There are those who say that some cabbage and cabbage a few nights of frost give a better taste, try to believe; in fact prolonged exposure to very intense frost causes in some varieties the ruin of the outer leaves of the head, which would in any case be discarded.
These types of vegetables have been grown by humans for millennia, which is why there are several hundred varieties; when at the beginning of autumn we plant our favorite brassica, let's make sure that it is a winter-grown variety, because not all varieties benefit from the cold, on the contrary, some fear even the lightest frosts.
In principle, in every area of Italy in garden centers or in local markets, the plants that are most commonly grown in that particular area are sold.
Spinach and other vegetables
In much of the peninsula during the winter many leafy vegetables are cultivated in the garden, salads, radicchio, spinach, beets; even in the central north a good part of these vegetables can find a place in the garden even in autumn and in the first winter weeks, with a climate that is not too fresh and very humid.
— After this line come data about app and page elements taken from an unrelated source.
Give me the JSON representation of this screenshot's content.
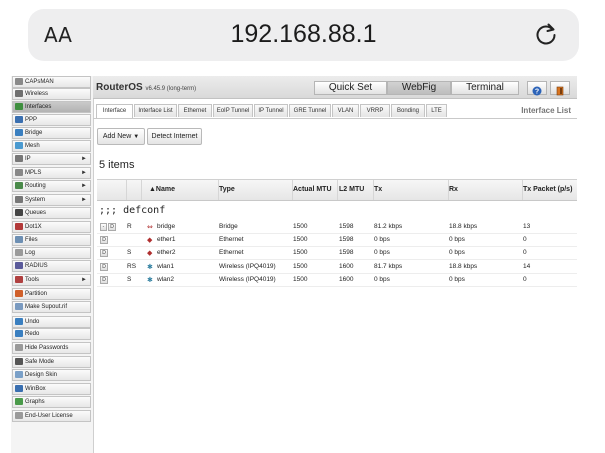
{
  "browser": {
    "font_size_label": "AA",
    "url": "192.168.88.1",
    "reload_icon": "reload-icon"
  },
  "header": {
    "brand": "RouterOS",
    "version": "v6.45.9 (long-term)",
    "buttons": [
      "Quick Set",
      "WebFig",
      "Terminal"
    ],
    "active_button": "WebFig"
  },
  "sidebar": {
    "items": [
      {
        "label": "CAPsMAN",
        "icon": "capsman-icon",
        "color": "#8a8a8a",
        "arrow": false
      },
      {
        "label": "Wireless",
        "icon": "wireless-icon",
        "color": "#6f6f6f",
        "arrow": false
      },
      {
        "label": "Interfaces",
        "icon": "interfaces-icon",
        "color": "#3f8f3f",
        "arrow": false,
        "active": true
      },
      {
        "label": "PPP",
        "icon": "ppp-icon",
        "color": "#3a6fb0",
        "arrow": false
      },
      {
        "label": "Bridge",
        "icon": "bridge-icon",
        "color": "#3a7fc0",
        "arrow": false
      },
      {
        "label": "Mesh",
        "icon": "mesh-icon",
        "color": "#4a9ad0",
        "arrow": false
      },
      {
        "label": "IP",
        "icon": "ip-icon",
        "color": "#777777",
        "arrow": true
      },
      {
        "label": "MPLS",
        "icon": "mpls-icon",
        "color": "#888888",
        "arrow": true
      },
      {
        "label": "Routing",
        "icon": "routing-icon",
        "color": "#4a8a4a",
        "arrow": true
      },
      {
        "label": "System",
        "icon": "system-icon",
        "color": "#777777",
        "arrow": true
      },
      {
        "label": "Queues",
        "icon": "queues-icon",
        "color": "#444444",
        "arrow": false
      },
      {
        "label": "Dot1X",
        "icon": "dot1x-icon",
        "color": "#b33a3a",
        "arrow": false
      },
      {
        "label": "Files",
        "icon": "files-icon",
        "color": "#6d8fb3",
        "arrow": false
      },
      {
        "label": "Log",
        "icon": "log-icon",
        "color": "#9a9a9a",
        "arrow": false
      },
      {
        "label": "RADIUS",
        "icon": "radius-icon",
        "color": "#5a5a9a",
        "arrow": false
      },
      {
        "label": "Tools",
        "icon": "tools-icon",
        "color": "#b04040",
        "arrow": true
      },
      {
        "label": "Partition",
        "icon": "partition-icon",
        "color": "#d0602a",
        "arrow": false
      },
      {
        "label": "Make Supout.rif",
        "icon": "supout-icon",
        "color": "#7a9ac0",
        "arrow": false
      },
      {
        "label": "Undo",
        "icon": "undo-icon",
        "color": "#3a7fc0",
        "arrow": false
      },
      {
        "label": "Redo",
        "icon": "redo-icon",
        "color": "#3a7fc0",
        "arrow": false
      },
      {
        "label": "Hide Passwords",
        "icon": "hide-passwords-icon",
        "color": "#9a9a9a",
        "arrow": false
      },
      {
        "label": "Safe Mode",
        "icon": "safe-mode-icon",
        "color": "#555555",
        "arrow": false
      },
      {
        "label": "Design Skin",
        "icon": "design-skin-icon",
        "color": "#7aa0c8",
        "arrow": false
      },
      {
        "label": "WinBox",
        "icon": "winbox-icon",
        "color": "#3a6fb0",
        "arrow": false
      },
      {
        "label": "Graphs",
        "icon": "graphs-icon",
        "color": "#4a9a4a",
        "arrow": false
      },
      {
        "label": "End-User License",
        "icon": "license-icon",
        "color": "#9a9a9a",
        "arrow": false
      }
    ]
  },
  "tabs": {
    "items": [
      "Interface",
      "Interface List",
      "Ethernet",
      "EoIP Tunnel",
      "IP Tunnel",
      "GRE Tunnel",
      "VLAN",
      "VRRP",
      "Bonding",
      "LTE"
    ],
    "active": "Interface",
    "section_title": "Interface List"
  },
  "toolbar": {
    "add_new": "Add New",
    "detect_internet": "Detect Internet"
  },
  "table": {
    "count_label": "5 items",
    "columns": [
      "▲Name",
      "Type",
      "Actual MTU",
      "L2 MTU",
      "Tx",
      "Rx",
      "Tx Packet (p/s)"
    ],
    "group_label": ";;; defconf",
    "rows": [
      {
        "flags": "R",
        "name": "bridge",
        "icon": "bridge-port-icon",
        "type": "Bridge",
        "actual_mtu": "1500",
        "l2_mtu": "1598",
        "tx": "81.2 kbps",
        "rx": "18.8 kbps",
        "tx_pps": "13",
        "buttons": [
          "-",
          "D"
        ]
      },
      {
        "flags": "",
        "name": "ether1",
        "icon": "ethernet-port-icon",
        "type": "Ethernet",
        "actual_mtu": "1500",
        "l2_mtu": "1598",
        "tx": "0 bps",
        "rx": "0 bps",
        "tx_pps": "0",
        "buttons": [
          "D"
        ]
      },
      {
        "flags": "S",
        "name": "ether2",
        "icon": "ethernet-port-icon",
        "type": "Ethernet",
        "actual_mtu": "1500",
        "l2_mtu": "1598",
        "tx": "0 bps",
        "rx": "0 bps",
        "tx_pps": "0",
        "buttons": [
          "D"
        ]
      },
      {
        "flags": "RS",
        "name": "wlan1",
        "icon": "wireless-port-icon",
        "type": "Wireless (IPQ4019)",
        "actual_mtu": "1500",
        "l2_mtu": "1600",
        "tx": "81.7 kbps",
        "rx": "18.8 kbps",
        "tx_pps": "14",
        "buttons": [
          "D"
        ]
      },
      {
        "flags": "S",
        "name": "wlan2",
        "icon": "wireless-port-icon",
        "type": "Wireless (IPQ4019)",
        "actual_mtu": "1500",
        "l2_mtu": "1600",
        "tx": "0 bps",
        "rx": "0 bps",
        "tx_pps": "0",
        "buttons": [
          "D"
        ]
      }
    ]
  }
}
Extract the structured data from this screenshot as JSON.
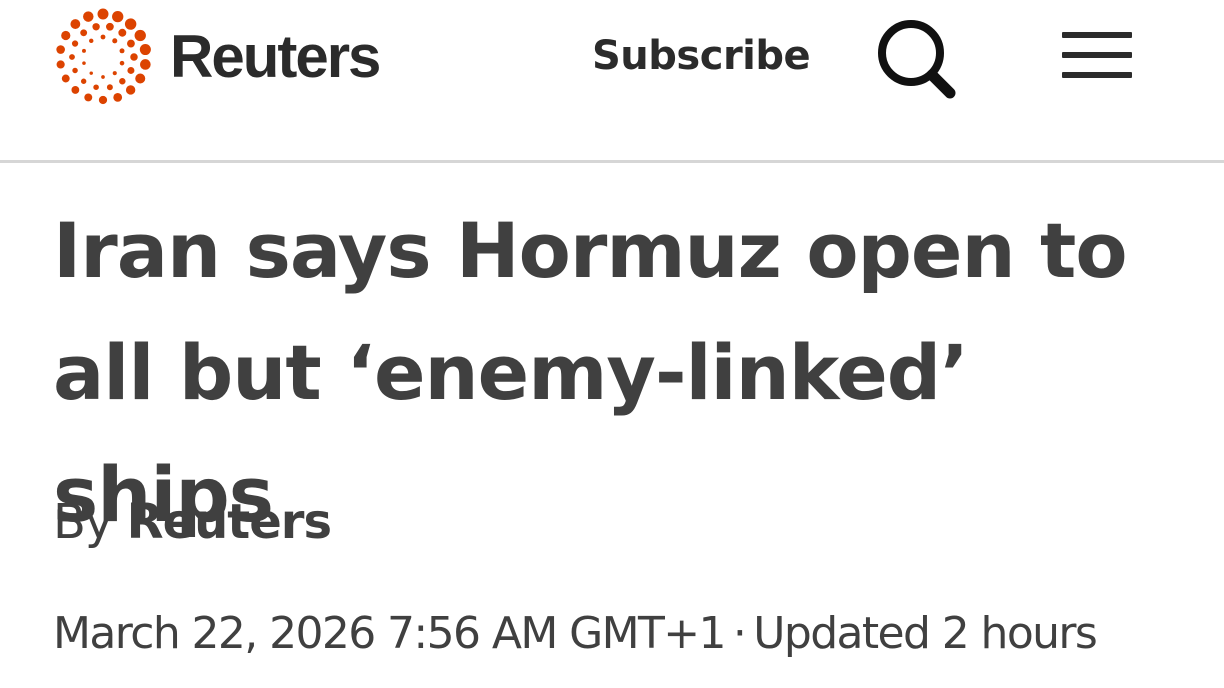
{
  "header": {
    "brand": "Reuters",
    "brand_color": "#dc4300",
    "subscribe_label": "Subscribe",
    "search_icon": "magnifier",
    "menu_icon": "hamburger"
  },
  "article": {
    "headline": "Iran says Hormuz open to all but ‘enemy-linked’ ships",
    "byline_prefix": "By",
    "byline_author": "Reuters",
    "published": "March 22, 2026 7:56 AM GMT+1",
    "separator": "·",
    "updated": "Updated 2 hours"
  }
}
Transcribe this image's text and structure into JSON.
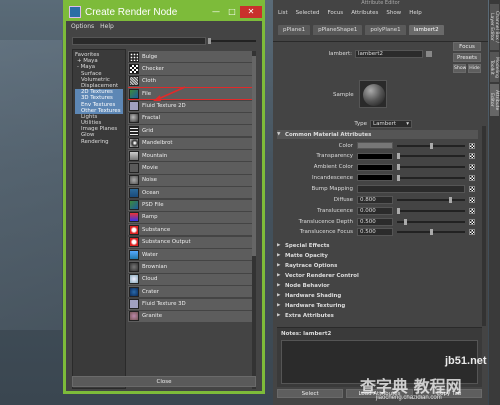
{
  "render_node": {
    "title": "Create Render Node",
    "menu": [
      "Options",
      "Help"
    ],
    "tree": [
      {
        "label": "Favorites",
        "selected": false
      },
      {
        "label": "+ Maya",
        "selected": false
      },
      {
        "label": "- Maya",
        "selected": false
      },
      {
        "label": "Surface",
        "selected": false
      },
      {
        "label": "Volumetric",
        "selected": false
      },
      {
        "label": "Displacement",
        "selected": false
      },
      {
        "label": "2D Textures",
        "selected": true
      },
      {
        "label": "3D Textures",
        "selected": true
      },
      {
        "label": "Env Textures",
        "selected": true
      },
      {
        "label": "Other Textures",
        "selected": true
      },
      {
        "label": "Lights",
        "selected": false
      },
      {
        "label": "Utilities",
        "selected": false
      },
      {
        "label": "Image Planes",
        "selected": false
      },
      {
        "label": "Glow",
        "selected": false
      },
      {
        "label": "Rendering",
        "selected": false
      }
    ],
    "nodes": [
      {
        "label": "Bulge",
        "icon": "bulge"
      },
      {
        "label": "Checker",
        "icon": "checker"
      },
      {
        "label": "Cloth",
        "icon": "cloth"
      },
      {
        "label": "File",
        "icon": "file"
      },
      {
        "label": "Fluid Texture 2D",
        "icon": "fluid"
      },
      {
        "label": "Fractal",
        "icon": "fractal"
      },
      {
        "label": "Grid",
        "icon": "grid"
      },
      {
        "label": "Mandelbrot",
        "icon": "mandel"
      },
      {
        "label": "Mountain",
        "icon": "mountain"
      },
      {
        "label": "Movie",
        "icon": "movie"
      },
      {
        "label": "Noise",
        "icon": "noise"
      },
      {
        "label": "Ocean",
        "icon": "ocean"
      },
      {
        "label": "PSD File",
        "icon": "psd"
      },
      {
        "label": "Ramp",
        "icon": "ramp"
      },
      {
        "label": "Substance",
        "icon": "sub"
      },
      {
        "label": "Substance Output",
        "icon": "sub"
      },
      {
        "label": "Water",
        "icon": "water"
      },
      {
        "label": "Brownian",
        "icon": "brownian"
      },
      {
        "label": "Cloud",
        "icon": "cloud"
      },
      {
        "label": "Crater",
        "icon": "crater"
      },
      {
        "label": "Fluid Texture 3D",
        "icon": "fluid"
      },
      {
        "label": "Granite",
        "icon": "granite"
      }
    ],
    "close_label": "Close"
  },
  "attribute_editor": {
    "window_title": "Attribute Editor",
    "menu": [
      "List",
      "Selected",
      "Focus",
      "Attributes",
      "Show",
      "Help"
    ],
    "tabs": [
      {
        "label": "pPlane1",
        "active": false
      },
      {
        "label": "pPlaneShape1",
        "active": false
      },
      {
        "label": "polyPlane1",
        "active": false
      },
      {
        "label": "lambert2",
        "active": true
      }
    ],
    "node_label": "lambert:",
    "node_name": "lambert2",
    "focus_label": "Focus",
    "presets_label": "Presets",
    "show_label": "Show",
    "hide_label": "Hide",
    "sample_label": "Sample",
    "type_label": "Type",
    "type_value": "Lambert",
    "common_section": "Common Material Attributes",
    "attrs": [
      {
        "label": "Color",
        "kind": "swatch",
        "color": "#777777",
        "level": 0.5
      },
      {
        "label": "Transparency",
        "kind": "swatch",
        "color": "#000000",
        "level": 0.0
      },
      {
        "label": "Ambient Color",
        "kind": "swatch",
        "color": "#000000",
        "level": 0.0
      },
      {
        "label": "Incandescence",
        "kind": "swatch",
        "color": "#000000",
        "level": 0.0
      },
      {
        "label": "Bump Mapping",
        "kind": "bump"
      },
      {
        "label": "Diffuse",
        "kind": "number",
        "value": "0.800",
        "level": 0.8
      },
      {
        "label": "Translucence",
        "kind": "number",
        "value": "0.000",
        "level": 0.0
      },
      {
        "label": "Translucence Depth",
        "kind": "number",
        "value": "0.500",
        "level": 0.1
      },
      {
        "label": "Translucence Focus",
        "kind": "number",
        "value": "0.500",
        "level": 0.5
      }
    ],
    "sections": [
      "Special Effects",
      "Matte Opacity",
      "Raytrace Options",
      "Vector Renderer Control",
      "Node Behavior",
      "Hardware Shading",
      "Hardware Texturing",
      "Extra Attributes"
    ],
    "notes_label": "Notes:  lambert2",
    "bottom_buttons": [
      "Select",
      "Load Attributes",
      "Copy Tab"
    ]
  },
  "side_tabs": [
    "Channel Box / Layer Editor",
    "Modeling Toolkit",
    "Attribute Editor"
  ],
  "watermark": {
    "line1": "jb51.net",
    "line2": "查字典 教程网",
    "line3": "jiaocheng.chazidian.com"
  }
}
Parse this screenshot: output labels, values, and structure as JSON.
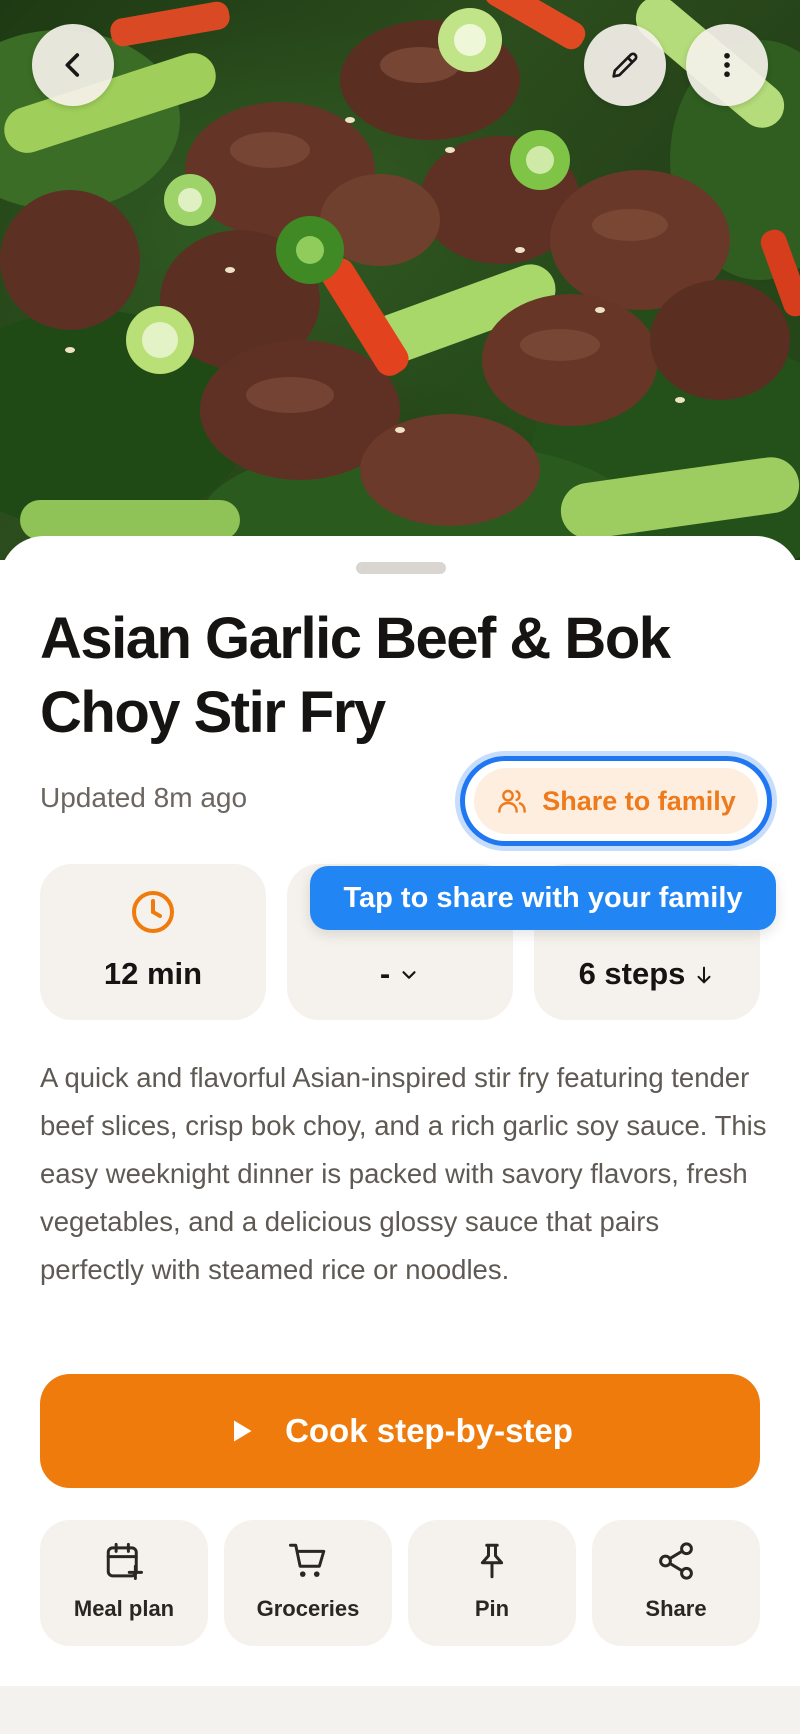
{
  "recipe": {
    "title": "Asian Garlic Beef & Bok Choy Stir Fry",
    "updated": "Updated 8m ago",
    "share_family_label": "Share to family",
    "tooltip": "Tap to share with your family",
    "stats": {
      "time": "12 min",
      "servings": "-",
      "steps": "6 steps"
    },
    "description": "A quick and flavorful Asian-inspired stir fry featuring tender beef slices, crisp bok choy, and a rich garlic soy sauce. This easy weeknight dinner is packed with savory flavors, fresh vegetables, and a delicious glossy sauce that pairs perfectly with steamed rice or noodles.",
    "cook_label": "Cook step-by-step"
  },
  "actions": [
    {
      "label": "Meal plan",
      "icon": "calendar-plus-icon"
    },
    {
      "label": "Groceries",
      "icon": "cart-icon"
    },
    {
      "label": "Pin",
      "icon": "pin-icon"
    },
    {
      "label": "Share",
      "icon": "share-icon"
    }
  ],
  "colors": {
    "accent": "#ef7b0d",
    "accent_soft": "#fdeee0",
    "tooltip_blue": "#2186f4",
    "card_bg": "#f5f1ec"
  }
}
The autumn and winter climate allows us to give these plants little care: most of the insects and fungi that most often attack vegetables from the garden fear the cold and therefore are not present in this period; moreover, the environmental humidity is often such as to allow us not to worry about watering.
As for the radicchio, some varieties are specially planted in late summer or in autumn: during cold months, these vegetables give a much stronger flavor to these vegetables and produce more compact, fleshy and colored heads.
Winter vegetables: Winter salads
Although salads are a dish that reminds of summer, there are some typical winter varieties made with typical products of the cold season. First of all, a typical specialty of the Sicily region: the fennel and orange salad. The acid taste of the citrus is perfectly combined with the sweetness of the fennel. Very simple to make, it can be a tasty side dish for meat or fish dishes. Still with fennel, a truly excellent salad can be made with very thin raw sliced apples and mushrooms. How about a salad of red radicchio and pomegranate? Even in this case, the acidity of the pomegranate creates a pleasant blend with the flavor of vegetables. To give it an extra touch season with a vinaigrette prepared with oil, salt, pepper, vinegar and orange juice. The radicchio also goes well with other ingredients such as walnuts and parmesan. A recipe not really light but certainly tasty.